To help deal with the current wet weather pattern, I’ve decided to re-purpose an earlier post called’Rainy Day Practice’. Do poses from this sequence to help alleviate that pesky condition called S.A.D. (Seasonal Affective Disorder). The program below is designed to generate heat and dry out internals organs–and put a smile on your face.
This yogi travels to America
Everyone seems to understand this important bit of information except me: I am an American.
Yes, it is true. I was born in the USA seventy-two and a half years ago. But because I’ve lived in Australia for 41 years and have my Aussie citizenship, I sometimes forget that I’m American-born. Until my accent gives me away completely.
When Daniel and I were travelling around Australia last winter, we would get sprung every time. […]
Regarding yoga practice, when the temperature is hot in the extreme, do you go to ground? I’ve learned that you don’t necessarily need to skip your yoga practice. Just do cool yoga.
In Australia now, we are experiencing a summer where the atmosphere is heavy with humidity and heat. It’s not as humid here in NSW as it is in the buildup to ‘The Wet’ of our tropical north. […]
Am also encouraged by recent findings that the body may cease aging when one is past 91. The study (reported in a 2016 New Scientist) by Michael Rose (a professor of evolutionary biology), says that if you are lucky enough to live that long, you stop ageing. He notes that one’s health may not improve but it certainly does not get any worse. Whilst that advice is far not mainstream, population statistics do show that ageing seems to stop at 93 – and does not speed up again until we get a telegram from Queen Elizabeth (the Last) at 100.
Thus, if one makes it to 99, you are no more likely to die at any given point than someone of 93. (From 110 plus may be a different matter but I’ll let you know). …
In the absence of internet information, I decided to create my own holistic way of dealing with my upcoming surgery.
I started talking with my friends to share my journey. The simple fact that I was willing to be open and vulnerable helped eliminate any residual shame.

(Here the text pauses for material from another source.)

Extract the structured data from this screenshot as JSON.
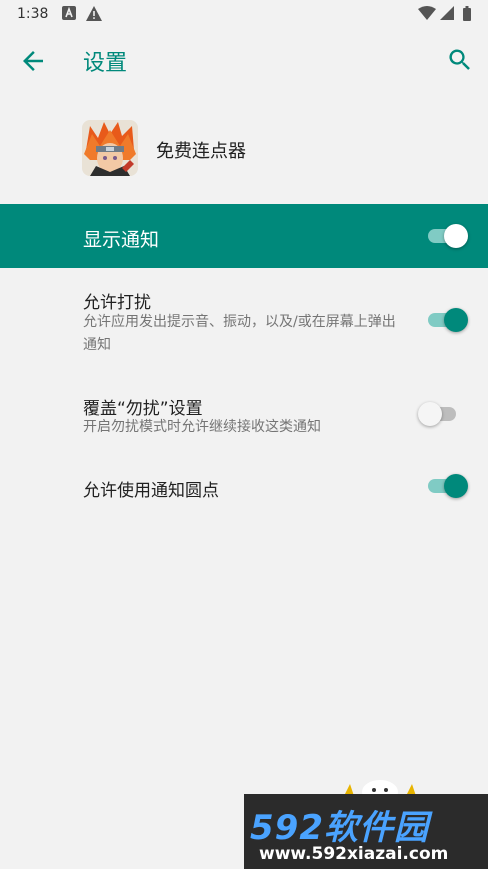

I started keeping a journal in which I could collect information on hysterectomies, and more importantly, write down questions and feelings as they arose. …